Material shown:
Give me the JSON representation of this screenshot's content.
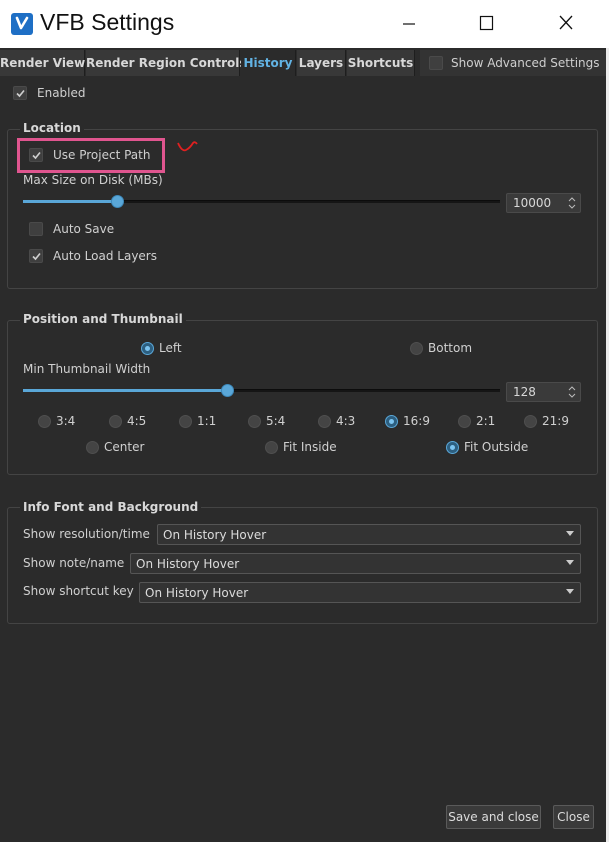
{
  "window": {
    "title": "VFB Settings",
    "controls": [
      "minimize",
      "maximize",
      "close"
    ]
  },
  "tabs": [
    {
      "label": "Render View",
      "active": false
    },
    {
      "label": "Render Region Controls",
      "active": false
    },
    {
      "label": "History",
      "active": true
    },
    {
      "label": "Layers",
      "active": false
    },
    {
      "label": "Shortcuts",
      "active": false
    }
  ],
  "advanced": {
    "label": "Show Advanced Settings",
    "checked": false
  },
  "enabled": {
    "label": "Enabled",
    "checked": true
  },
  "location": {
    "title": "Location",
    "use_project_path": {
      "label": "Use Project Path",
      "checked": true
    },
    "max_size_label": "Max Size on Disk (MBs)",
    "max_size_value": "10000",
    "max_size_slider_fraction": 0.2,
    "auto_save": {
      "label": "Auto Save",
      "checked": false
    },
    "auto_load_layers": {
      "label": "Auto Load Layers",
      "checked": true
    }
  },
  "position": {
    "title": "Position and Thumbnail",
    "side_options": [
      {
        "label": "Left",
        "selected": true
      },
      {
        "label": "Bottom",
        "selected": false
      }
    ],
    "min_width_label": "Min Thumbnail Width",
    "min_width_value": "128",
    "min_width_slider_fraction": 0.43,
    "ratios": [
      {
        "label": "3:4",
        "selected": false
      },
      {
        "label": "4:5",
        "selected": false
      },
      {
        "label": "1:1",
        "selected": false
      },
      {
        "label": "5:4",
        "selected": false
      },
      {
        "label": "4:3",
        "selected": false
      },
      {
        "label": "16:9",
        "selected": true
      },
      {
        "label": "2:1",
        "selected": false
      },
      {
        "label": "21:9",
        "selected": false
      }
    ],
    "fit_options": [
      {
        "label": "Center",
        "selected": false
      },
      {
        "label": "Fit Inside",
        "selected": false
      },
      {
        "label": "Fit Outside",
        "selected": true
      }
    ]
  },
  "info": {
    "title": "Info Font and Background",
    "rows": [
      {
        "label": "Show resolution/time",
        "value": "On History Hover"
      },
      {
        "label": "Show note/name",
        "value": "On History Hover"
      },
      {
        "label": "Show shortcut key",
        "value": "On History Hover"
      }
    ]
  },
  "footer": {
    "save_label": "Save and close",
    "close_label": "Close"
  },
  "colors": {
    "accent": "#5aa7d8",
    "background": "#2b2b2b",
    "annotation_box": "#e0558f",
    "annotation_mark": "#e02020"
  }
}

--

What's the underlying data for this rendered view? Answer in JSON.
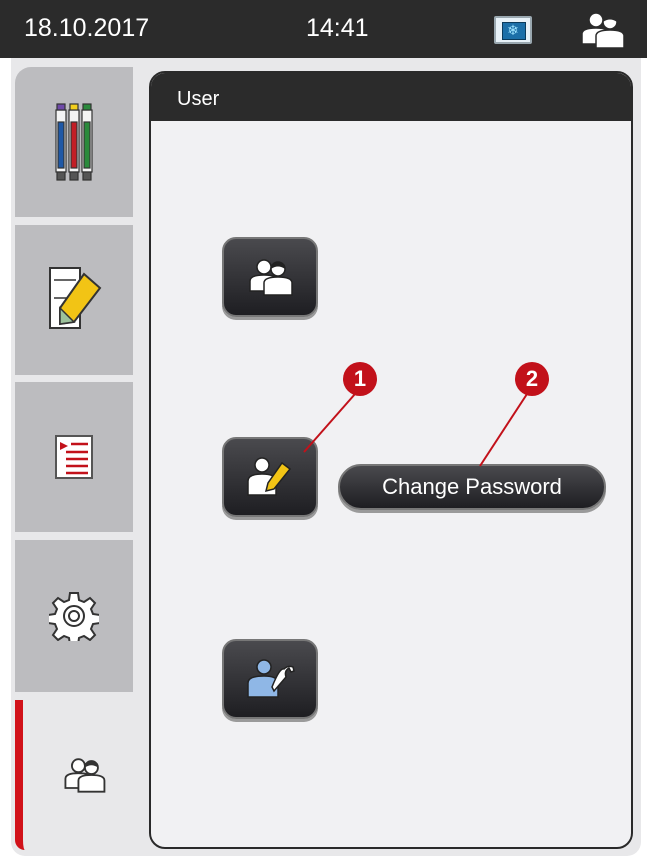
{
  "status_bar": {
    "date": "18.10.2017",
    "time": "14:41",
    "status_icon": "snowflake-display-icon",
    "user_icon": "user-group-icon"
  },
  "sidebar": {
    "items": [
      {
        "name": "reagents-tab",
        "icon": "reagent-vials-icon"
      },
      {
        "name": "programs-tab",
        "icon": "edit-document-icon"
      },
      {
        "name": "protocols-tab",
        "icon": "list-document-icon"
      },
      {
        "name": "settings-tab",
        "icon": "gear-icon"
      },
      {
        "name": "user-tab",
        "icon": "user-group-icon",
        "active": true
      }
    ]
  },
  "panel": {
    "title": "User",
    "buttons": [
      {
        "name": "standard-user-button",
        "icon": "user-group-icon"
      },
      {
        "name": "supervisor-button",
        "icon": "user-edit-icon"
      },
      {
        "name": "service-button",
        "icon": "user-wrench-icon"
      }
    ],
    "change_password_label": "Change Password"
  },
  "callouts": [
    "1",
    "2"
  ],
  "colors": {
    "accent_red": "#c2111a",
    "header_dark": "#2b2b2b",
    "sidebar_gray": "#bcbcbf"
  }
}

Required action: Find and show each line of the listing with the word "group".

Task response:
    "user_icon": "user-group-icon"
        "icon": "user-group-icon",
        "icon": "user-group-icon"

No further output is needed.